Let him know that the bill is bad and dangerous for cats, physicians, and cat owners. The big human health organizations like the CDC, NIH, National Hemophilia Foundation, and many more, do NOT recommended declawing a cat for any human health reason.
Phone: 804-786-2211
Here’s the link to send the governor a note-  Virginia governor
Richmond SPCA – or 804-521-1300
VA Federation of Humane Societies-
Best Friends –
PETA- 757-622-7382
Here’s a scenario if this bill becomes a law:
Mrs. Smith: “Doctor, I would like you to declaw my kitten.”
Virginia “Declawing Veterinarian: I can’t, Mrs. Smith, unless you have a medical reason. “
Mrs. Smith: “I don’t have a medical reason. It’s for my couches.”
Virginia Declawing Veterinarian: “Are you understanding me? I can’t UNLESS you have a medical reason.”

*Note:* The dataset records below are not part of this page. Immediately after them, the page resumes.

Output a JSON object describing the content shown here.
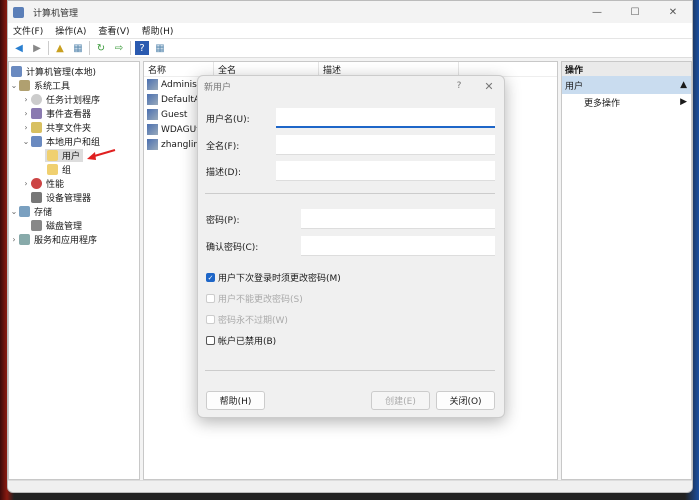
{
  "window": {
    "title": "计算机管理",
    "minimize": "—",
    "maximize": "☐",
    "close": "✕"
  },
  "menu": [
    "文件(F)",
    "操作(A)",
    "查看(V)",
    "帮助(H)"
  ],
  "tree": [
    {
      "label": "计算机管理(本地)",
      "arrow": ""
    },
    {
      "label": "系统工具",
      "arrow": "⌄"
    },
    {
      "label": "任务计划程序",
      "arrow": "›"
    },
    {
      "label": "事件查看器",
      "arrow": "›"
    },
    {
      "label": "共享文件夹",
      "arrow": "›"
    },
    {
      "label": "本地用户和组",
      "arrow": "⌄"
    },
    {
      "label": "用户",
      "arrow": ""
    },
    {
      "label": "组",
      "arrow": ""
    },
    {
      "label": "性能",
      "arrow": "›"
    },
    {
      "label": "设备管理器",
      "arrow": ""
    },
    {
      "label": "存储",
      "arrow": "⌄"
    },
    {
      "label": "磁盘管理",
      "arrow": ""
    },
    {
      "label": "服务和应用程序",
      "arrow": "›"
    }
  ],
  "list": {
    "columns": [
      "名称",
      "全名",
      "描述"
    ],
    "rows": [
      "Administr",
      "DefaultAc",
      "Guest",
      "WDAGUti",
      "zhanglin"
    ]
  },
  "actions": {
    "header": "操作",
    "section": "用户",
    "more": "更多操作"
  },
  "dialog": {
    "title": "新用户",
    "help_glyph": "?",
    "close_glyph": "✕",
    "username_label": "用户名(U):",
    "fullname_label": "全名(F):",
    "desc_label": "描述(D):",
    "password_label": "密码(P):",
    "confirm_label": "确认密码(C):",
    "checkboxes": [
      {
        "label": "用户下次登录时须更改密码(M)",
        "checked": true,
        "disabled": false
      },
      {
        "label": "用户不能更改密码(S)",
        "checked": false,
        "disabled": true
      },
      {
        "label": "密码永不过期(W)",
        "checked": false,
        "disabled": true
      },
      {
        "label": "帐户已禁用(B)",
        "checked": false,
        "disabled": false
      }
    ],
    "help_button": "帮助(H)",
    "create_button": "创建(E)",
    "close_button": "关闭(O)"
  }
}
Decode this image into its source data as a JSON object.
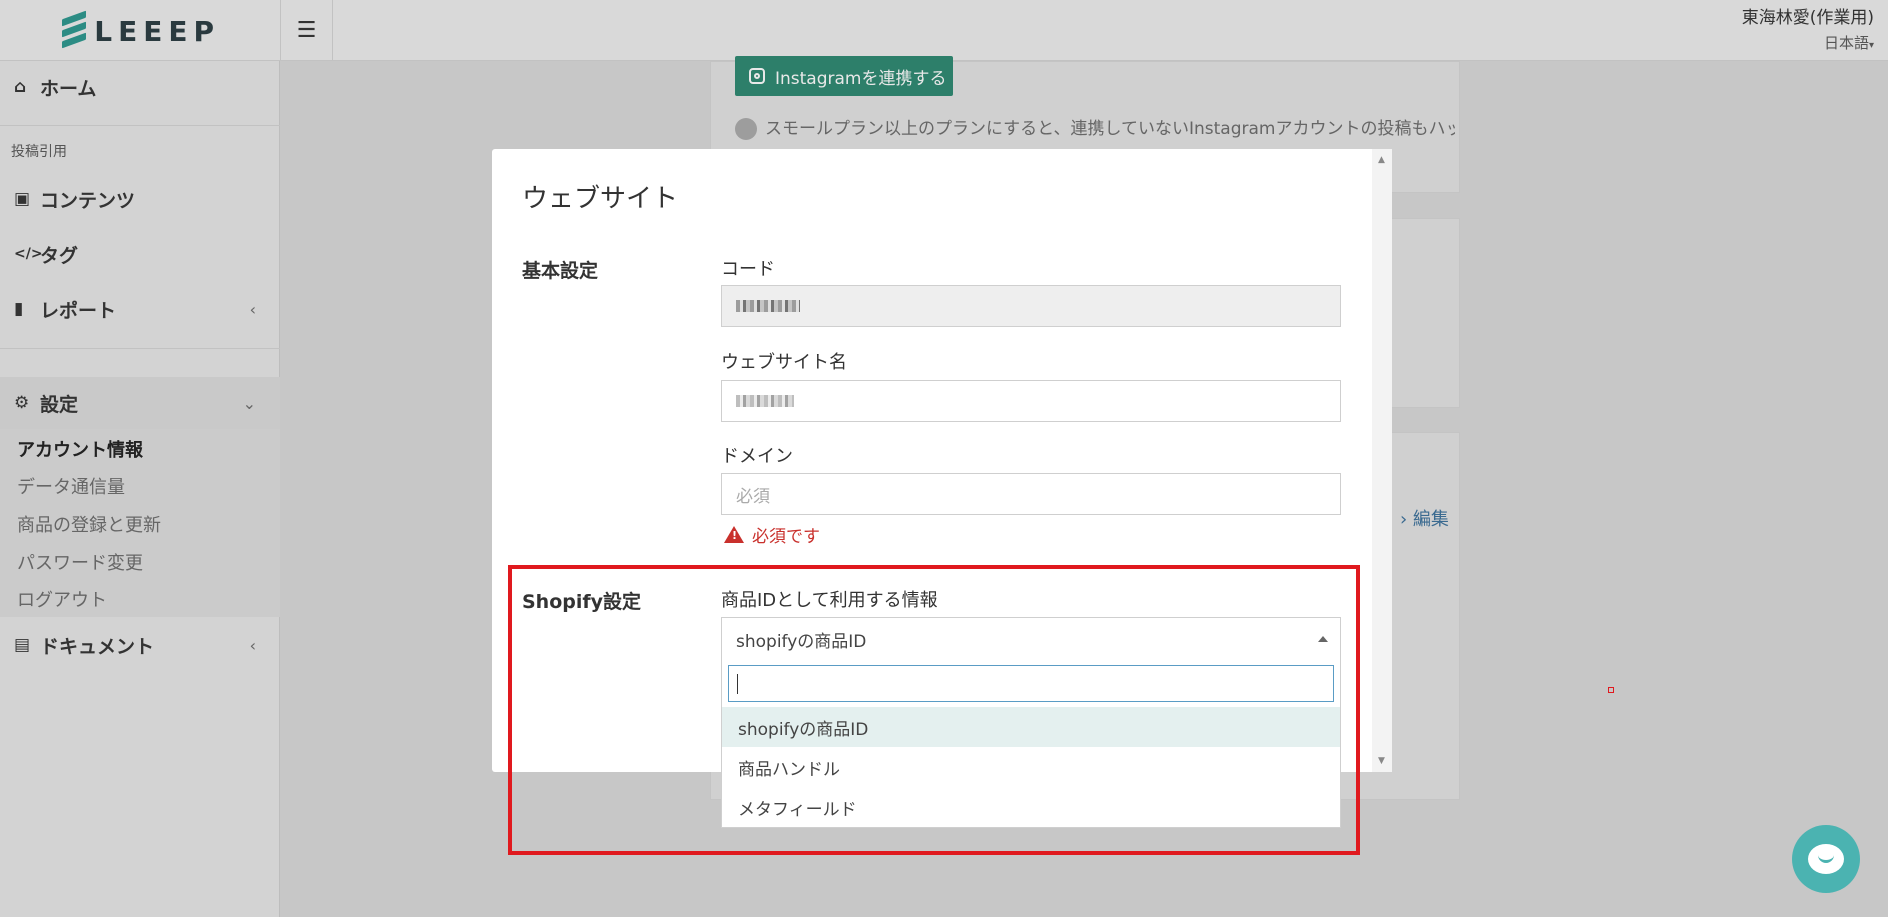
{
  "app": {
    "logo_text": "LEEEP",
    "user_name": "東海林愛(作業用)",
    "language": "日本語"
  },
  "sidebar": {
    "home": "ホーム",
    "section_quote": "投稿引用",
    "contents": "コンテンツ",
    "tags": "タグ",
    "report": "レポート",
    "settings": "設定",
    "settings_sub": [
      "アカウント情報",
      "データ通信量",
      "商品の登録と更新",
      "パスワード変更",
      "ログアウト"
    ],
    "documents": "ドキュメント"
  },
  "background": {
    "instagram_button": "Instagramを連携する",
    "hint_text": "スモールプラン以上のプランにすると、連携していないInstagramアカウントの投稿もハッシュ",
    "edit_link": "編集"
  },
  "modal": {
    "title": "ウェブサイト",
    "basic_section": "基本設定",
    "code_label": "コード",
    "site_name_label": "ウェブサイト名",
    "domain_label": "ドメイン",
    "domain_placeholder": "必須",
    "domain_error": "必須です",
    "shopify_section": "Shopify設定",
    "product_id_label": "商品IDとして利用する情報",
    "product_id_selected": "shopifyの商品ID",
    "product_id_options": [
      "shopifyの商品ID",
      "商品ハンドル",
      "メタフィールド"
    ]
  },
  "colors": {
    "accent": "#2c8c84",
    "error": "#c9302c",
    "highlight_box": "#e0191e",
    "chat": "#4bb3b1"
  },
  "icons": [
    "home-icon",
    "image-icon",
    "code-icon",
    "bar-chart-icon",
    "gear-icon",
    "document-icon",
    "instagram-icon",
    "lightbulb-icon",
    "warning-icon",
    "chat-icon",
    "hamburger-icon"
  ]
}
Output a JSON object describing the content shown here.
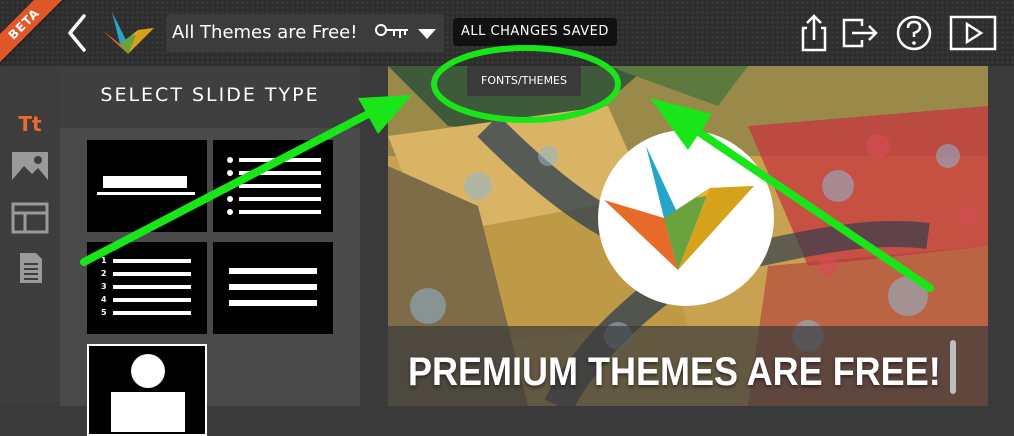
{
  "topbar": {
    "beta_label": "BETA",
    "presentation_title": "All Themes are Free!",
    "save_status": "ALL CHANGES SAVED",
    "icons": [
      "back-icon",
      "haiku-deck-logo",
      "key-icon",
      "chevron-down-icon",
      "share-icon",
      "exit-icon",
      "help-icon",
      "play-icon"
    ]
  },
  "tooltip": {
    "label": "FONTS/THEMES"
  },
  "rail": {
    "items": [
      "text-icon",
      "image-icon",
      "layout-icon",
      "notes-icon"
    ],
    "active": "text-icon",
    "accent": "#ee6a2c"
  },
  "panel": {
    "title": "SELECT SLIDE TYPE",
    "numbered_list": [
      "1",
      "2",
      "3",
      "4",
      "5"
    ]
  },
  "slide": {
    "caption": "PREMIUM THEMES ARE FREE!"
  },
  "annotation": {
    "color": "#19e619"
  }
}
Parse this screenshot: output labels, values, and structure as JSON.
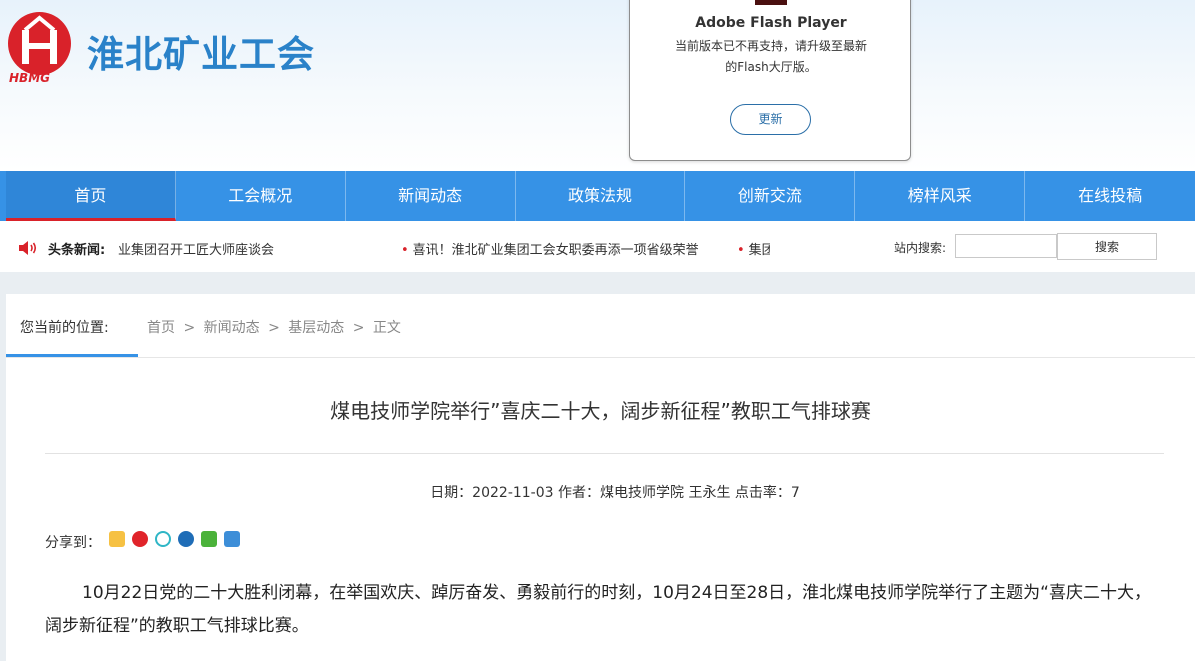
{
  "header": {
    "logo_text": "HBMG",
    "site_title": "淮北矿业工会"
  },
  "flash_popup": {
    "title": "Adobe Flash Player",
    "message_line1": "当前版本已不再支持，请升级至最新",
    "message_line2": "的Flash大厅版。",
    "button_label": "更新"
  },
  "nav": {
    "items": [
      {
        "label": "首页"
      },
      {
        "label": "工会概况"
      },
      {
        "label": "新闻动态"
      },
      {
        "label": "政策法规"
      },
      {
        "label": "创新交流"
      },
      {
        "label": "榜样风采"
      },
      {
        "label": "在线投稿"
      }
    ]
  },
  "ticker": {
    "label": "头条新闻:",
    "items": [
      "业集团召开工匠大师座谈会",
      "喜讯！淮北矿业集团工会女职委再添一项省级荣誉",
      "集团"
    ]
  },
  "search": {
    "label": "站内搜索:",
    "value": "",
    "button_label": "搜索"
  },
  "breadcrumb": {
    "label": "您当前的位置:",
    "path": [
      "首页",
      ">",
      "新闻动态",
      ">",
      "基层动态",
      ">",
      "正文"
    ]
  },
  "article": {
    "title": "煤电技师学院举行”喜庆二十大，阔步新征程”教职工气排球赛",
    "meta": "日期：2022-11-03 作者：煤电技师学院 王永生 点击率：7",
    "share_label": "分享到：",
    "body": "10月22日党的二十大胜利闭幕，在举国欢庆、踔厉奋发、勇毅前行的时刻，10月24日至28日，淮北煤电技师学院举行了主题为“喜庆二十大，阔步新征程”的教职工气排球比赛。"
  },
  "colors": {
    "brand_red": "#d9222a",
    "nav_blue": "#3692e6",
    "title_blue": "#2a82c9"
  }
}
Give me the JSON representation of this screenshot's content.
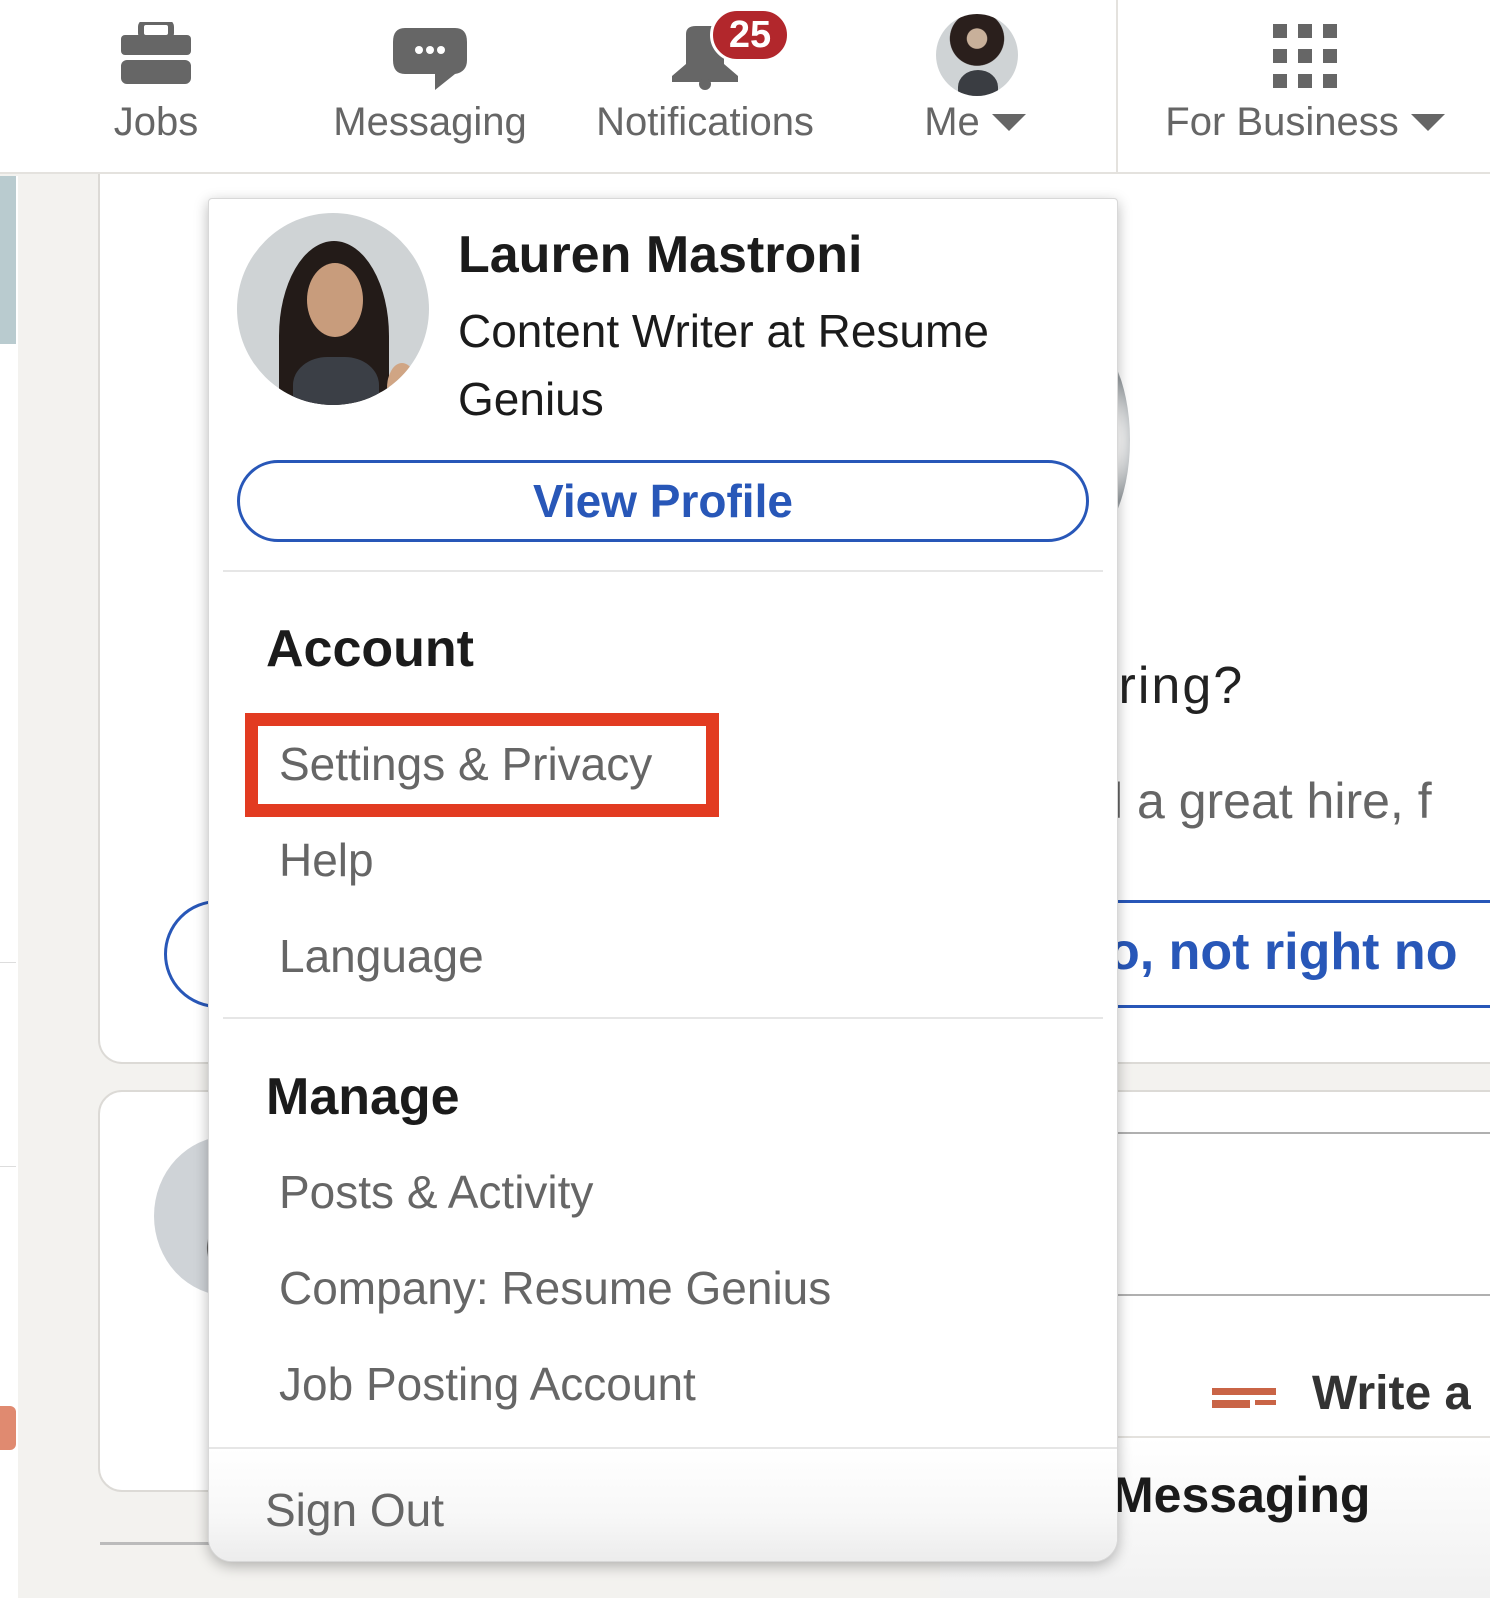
{
  "topnav": {
    "items": [
      {
        "id": "jobs",
        "label": "Jobs",
        "icon": "briefcase-icon"
      },
      {
        "id": "messaging",
        "label": "Messaging",
        "icon": "chat-bubble-icon"
      },
      {
        "id": "notifications",
        "label": "Notifications",
        "icon": "bell-icon",
        "badge": "25"
      },
      {
        "id": "me",
        "label": "Me",
        "icon": "avatar"
      },
      {
        "id": "for_business",
        "label": "For Business",
        "icon": "grid-icon"
      }
    ],
    "badge_color": "#b2272c"
  },
  "dropdown": {
    "profile": {
      "name": "Lauren Mastroni",
      "headline": "Content Writer at Resume Genius",
      "view_profile_label": "View Profile"
    },
    "sections": [
      {
        "title": "Account",
        "items": [
          "Settings & Privacy",
          "Help",
          "Language"
        ]
      },
      {
        "title": "Manage",
        "items": [
          "Posts & Activity",
          "Company: Resume Genius",
          "Job Posting Account"
        ]
      }
    ],
    "sign_out_label": "Sign Out",
    "highlighted_item": "Settings & Privacy",
    "highlight_color": "#e23b21",
    "accent_color": "#2857b8"
  },
  "background": {
    "heading_fragment": "iring?",
    "body_fragment": "l a great hire, f",
    "button_fragment": "o, not right no",
    "write_fragment": "Write a",
    "messaging_bar_title": "Messaging"
  }
}
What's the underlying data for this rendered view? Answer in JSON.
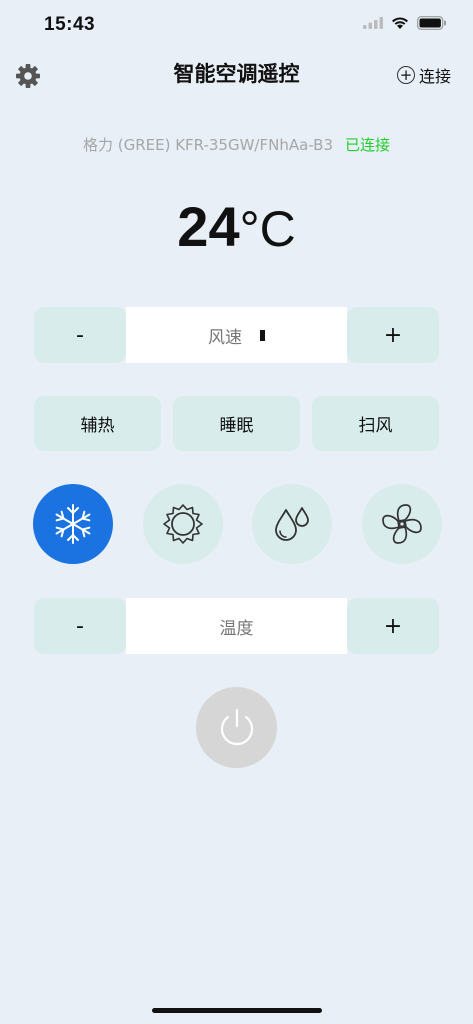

Mrs. Smith:” I have skin allergies and can’t risk getting scratched.”
Virginia Declawing Veterinarian: “Sure. You just have to get a note. I recommend you go online and get a tele-health doctor to sign a note and have it emailed over. “
Mrs. Smith: “Okay. That will take about 5 minutes so I will set up the declaw appointment right now. “
Virginia Declawing Veterinarian: “Excellent. Thanks, Richmond SPCA, VFHS, PETA, and Best Friends and all the rest of you suckers who supported HB1354. You fell for it and I am going to continue cutting off kitten toes to pay for my Lexus.”
Always take the high road, be polite, and educate!
Also, please reach out to the Bissell Pet Foundation and ask them to please ask the Richmond SPCA to write the Governor of VA and ask him to send the bill back to the sponsor and recommend taking the owner’s health amendment OUT of this corrupted bill.
Cathy Bissell is against declawing and will not give grants/donations to animal rescues/organizations that support declawing cats.
Since the Richmond SPCA appreciated the work of the Virginia Veterinary Medical Association to bring this owner’s health amendment that would allow declawing for an owner’s health AND supported this corrupted bill, we should let Cathy Bissell know that one of her partner organizations is helping to keep this barbaric cat cruelty legal in Virginia.
Let us know if you get a reply!

Here’s the link to our story about the bill.